§ TRY IT:
Set down each record below exactly as it stands. Pictures are not part of the copy.

**** DATA UNDER STUDY ****

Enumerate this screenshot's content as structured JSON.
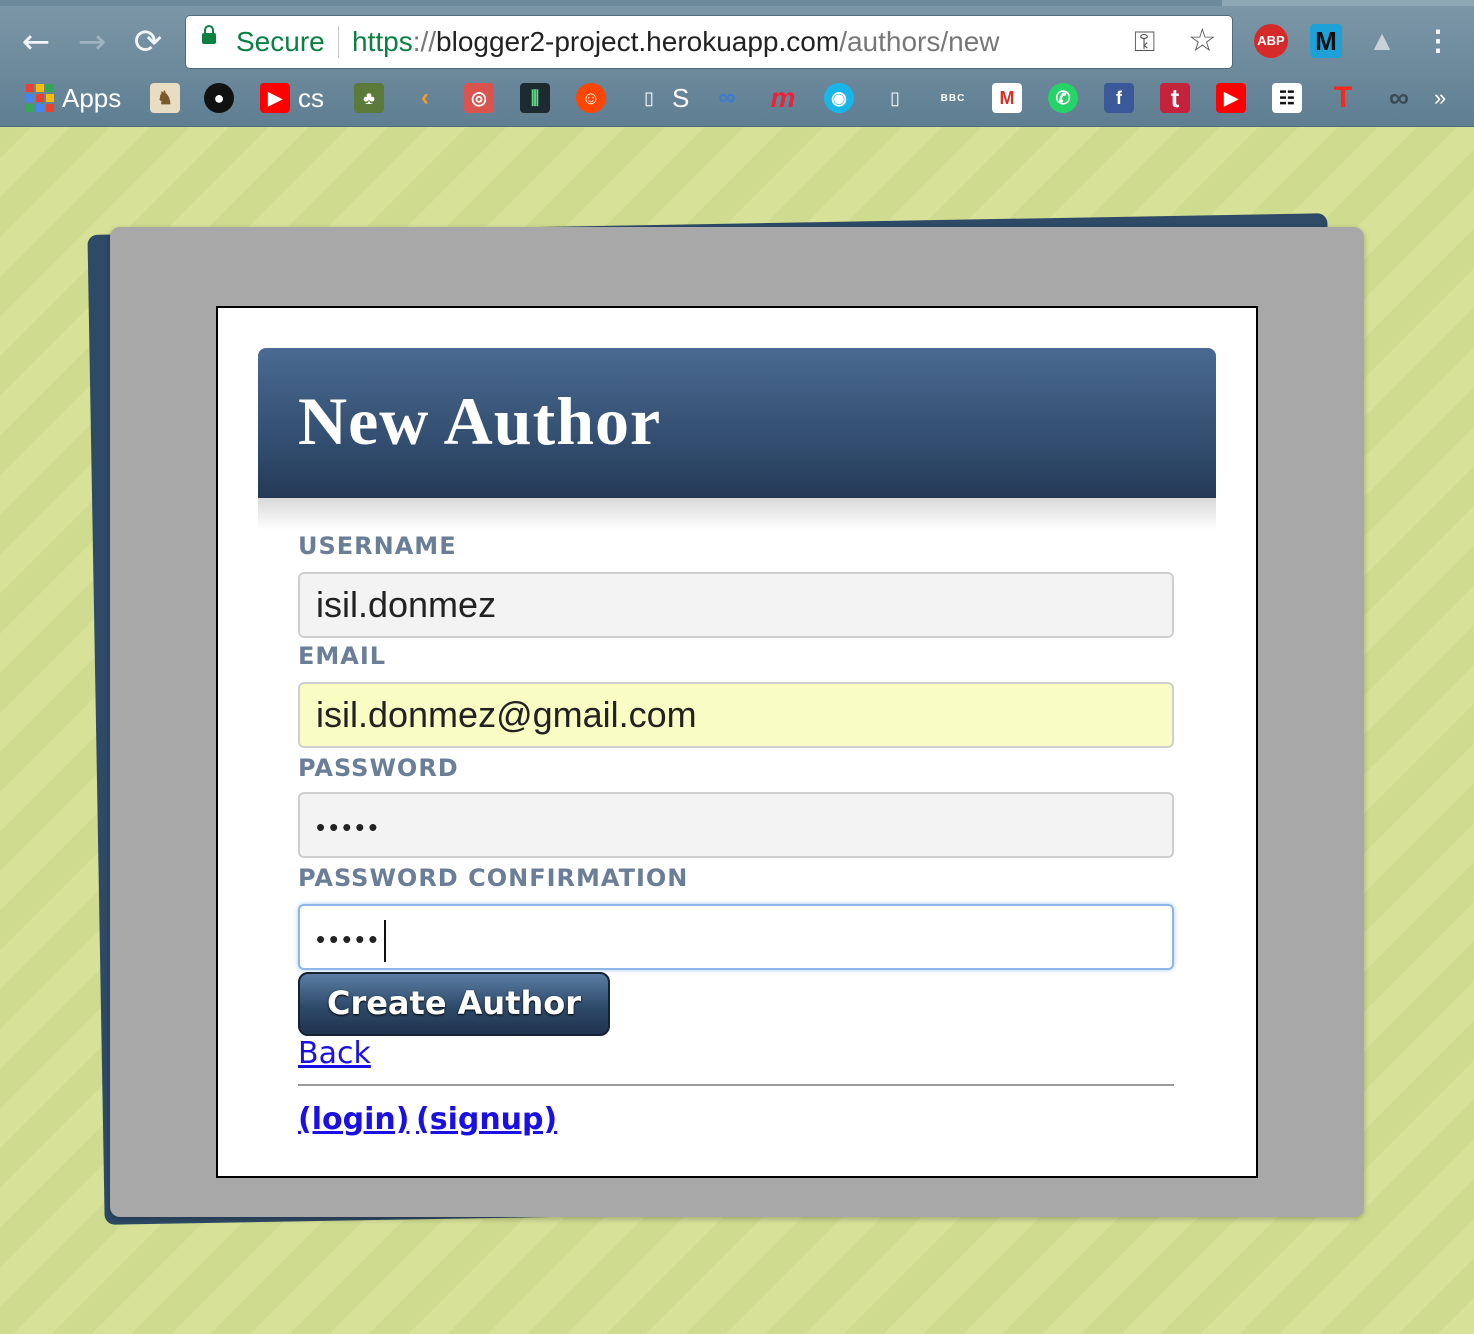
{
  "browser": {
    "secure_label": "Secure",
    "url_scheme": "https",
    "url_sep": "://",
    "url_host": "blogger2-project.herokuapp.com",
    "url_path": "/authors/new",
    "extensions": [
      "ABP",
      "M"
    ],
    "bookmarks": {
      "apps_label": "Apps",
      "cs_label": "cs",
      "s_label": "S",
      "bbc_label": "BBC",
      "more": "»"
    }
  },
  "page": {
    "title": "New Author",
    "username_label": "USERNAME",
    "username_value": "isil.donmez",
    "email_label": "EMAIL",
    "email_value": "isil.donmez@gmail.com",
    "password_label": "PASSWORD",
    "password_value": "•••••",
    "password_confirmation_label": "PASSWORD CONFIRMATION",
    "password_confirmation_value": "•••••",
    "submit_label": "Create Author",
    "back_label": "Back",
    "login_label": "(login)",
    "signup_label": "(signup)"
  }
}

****

§ RESULT FOR THIS TASK:
Enumerate this screenshot's content as structured JSON.
{
  "browser": {
    "secure_label": "Secure",
    "url_scheme": "https",
    "url_sep": "://",
    "url_host": "blogger2-project.herokuapp.com",
    "url_path": "/authors/new",
    "extensions": [
      "ABP",
      "M"
    ],
    "bookmarks": {
      "apps_label": "Apps",
      "cs_label": "cs",
      "s_label": "S",
      "bbc_label": "BBC",
      "more": "»"
    }
  },
  "page": {
    "title": "New Author",
    "username_label": "USERNAME",
    "username_value": "isil.donmez",
    "email_label": "EMAIL",
    "email_value": "isil.donmez@gmail.com",
    "password_label": "PASSWORD",
    "password_value": "•••••",
    "password_confirmation_label": "PASSWORD CONFIRMATION",
    "password_confirmation_value": "•••••",
    "submit_label": "Create Author",
    "back_label": "Back",
    "login_label": "(login)",
    "signup_label": "(signup)"
  }
}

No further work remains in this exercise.